*** Source information ***

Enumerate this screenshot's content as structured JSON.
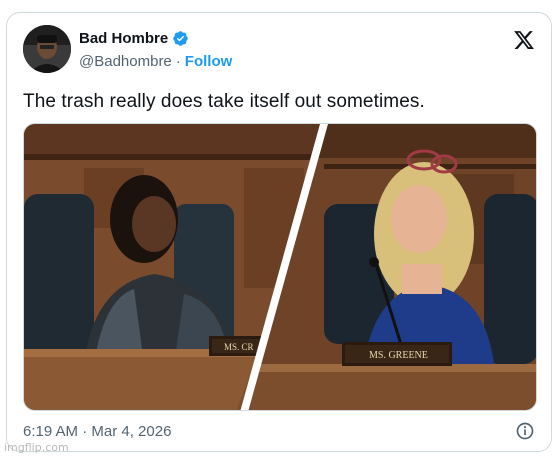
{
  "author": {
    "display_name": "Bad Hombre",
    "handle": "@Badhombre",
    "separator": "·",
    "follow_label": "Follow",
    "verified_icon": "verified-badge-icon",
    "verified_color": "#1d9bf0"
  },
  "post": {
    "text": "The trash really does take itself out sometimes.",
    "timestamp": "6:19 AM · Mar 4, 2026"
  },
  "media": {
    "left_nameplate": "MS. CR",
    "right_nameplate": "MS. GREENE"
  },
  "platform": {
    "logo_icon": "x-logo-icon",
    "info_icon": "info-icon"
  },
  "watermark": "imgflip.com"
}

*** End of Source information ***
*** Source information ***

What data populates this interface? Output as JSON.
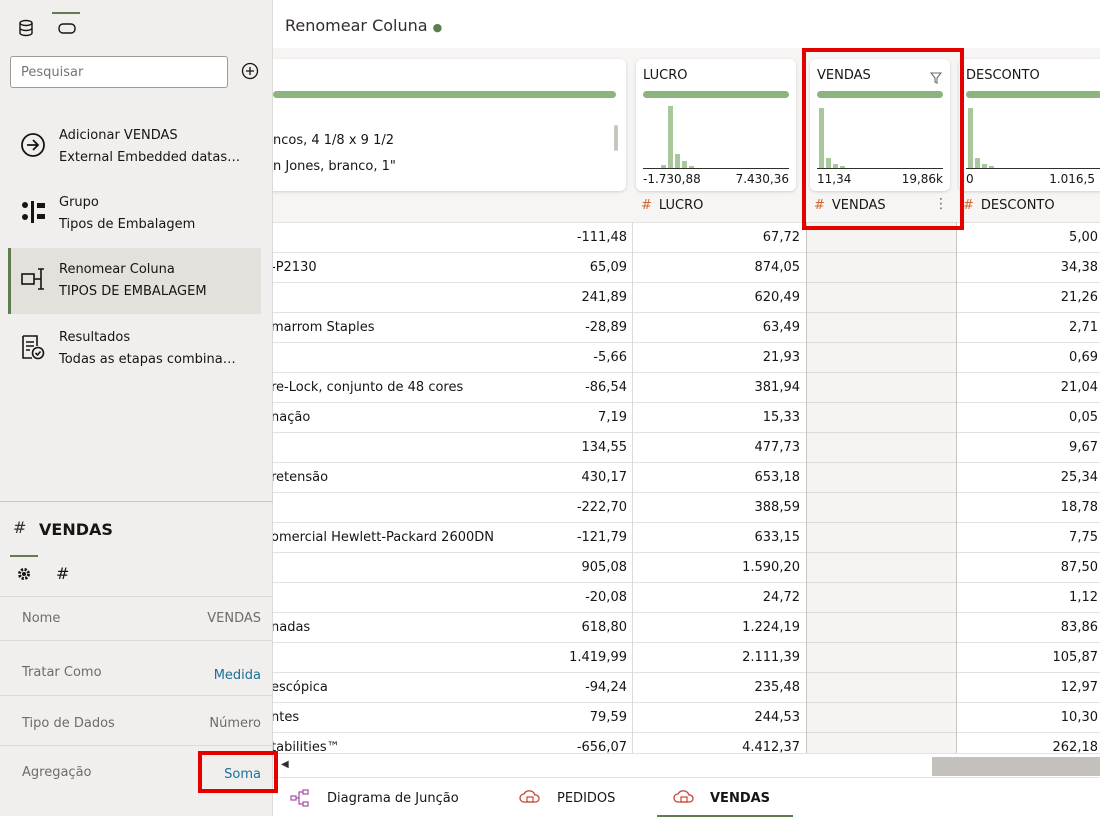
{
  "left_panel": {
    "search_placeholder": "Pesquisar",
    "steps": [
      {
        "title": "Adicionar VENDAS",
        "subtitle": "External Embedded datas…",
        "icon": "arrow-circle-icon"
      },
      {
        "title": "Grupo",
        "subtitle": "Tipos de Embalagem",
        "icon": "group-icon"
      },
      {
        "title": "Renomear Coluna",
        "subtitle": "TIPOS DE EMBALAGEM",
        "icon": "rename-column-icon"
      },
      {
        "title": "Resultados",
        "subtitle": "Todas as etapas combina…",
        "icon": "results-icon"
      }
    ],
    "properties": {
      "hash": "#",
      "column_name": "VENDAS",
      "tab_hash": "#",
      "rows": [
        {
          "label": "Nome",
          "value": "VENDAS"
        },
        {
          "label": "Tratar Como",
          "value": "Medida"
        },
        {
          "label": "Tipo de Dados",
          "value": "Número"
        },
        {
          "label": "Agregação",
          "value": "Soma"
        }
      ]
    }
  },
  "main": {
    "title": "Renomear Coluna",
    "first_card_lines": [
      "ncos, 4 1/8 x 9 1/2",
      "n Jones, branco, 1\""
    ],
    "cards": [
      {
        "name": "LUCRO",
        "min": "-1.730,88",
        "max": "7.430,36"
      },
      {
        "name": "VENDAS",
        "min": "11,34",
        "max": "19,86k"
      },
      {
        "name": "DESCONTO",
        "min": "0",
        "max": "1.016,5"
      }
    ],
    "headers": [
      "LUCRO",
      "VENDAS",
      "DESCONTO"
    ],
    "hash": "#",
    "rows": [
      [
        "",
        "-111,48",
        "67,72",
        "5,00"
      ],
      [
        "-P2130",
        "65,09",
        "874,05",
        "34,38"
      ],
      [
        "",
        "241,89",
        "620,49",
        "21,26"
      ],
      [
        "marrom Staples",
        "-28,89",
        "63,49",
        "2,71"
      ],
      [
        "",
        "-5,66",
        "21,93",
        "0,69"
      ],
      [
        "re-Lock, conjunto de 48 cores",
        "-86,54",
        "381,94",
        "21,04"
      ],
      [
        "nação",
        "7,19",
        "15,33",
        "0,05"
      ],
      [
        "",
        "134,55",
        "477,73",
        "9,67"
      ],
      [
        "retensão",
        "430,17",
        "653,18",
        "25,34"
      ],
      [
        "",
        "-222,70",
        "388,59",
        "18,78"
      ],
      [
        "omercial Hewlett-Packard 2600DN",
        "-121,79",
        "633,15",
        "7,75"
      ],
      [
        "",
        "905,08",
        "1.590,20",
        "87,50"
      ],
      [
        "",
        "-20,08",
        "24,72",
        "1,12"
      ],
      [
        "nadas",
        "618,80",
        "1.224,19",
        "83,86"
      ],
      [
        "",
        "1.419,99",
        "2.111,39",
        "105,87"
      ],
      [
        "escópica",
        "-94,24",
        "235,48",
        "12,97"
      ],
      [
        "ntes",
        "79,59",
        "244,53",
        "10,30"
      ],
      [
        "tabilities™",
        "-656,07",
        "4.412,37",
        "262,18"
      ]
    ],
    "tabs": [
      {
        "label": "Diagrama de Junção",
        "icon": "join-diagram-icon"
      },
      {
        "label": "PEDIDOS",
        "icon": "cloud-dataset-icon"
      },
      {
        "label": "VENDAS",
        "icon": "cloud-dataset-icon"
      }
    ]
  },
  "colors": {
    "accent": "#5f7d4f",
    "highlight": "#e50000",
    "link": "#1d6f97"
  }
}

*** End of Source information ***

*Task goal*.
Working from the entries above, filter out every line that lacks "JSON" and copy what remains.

*Solved problem*.
Enumerate this screenshot's content as structured JSON.
What data populates this interface? Output as JSON.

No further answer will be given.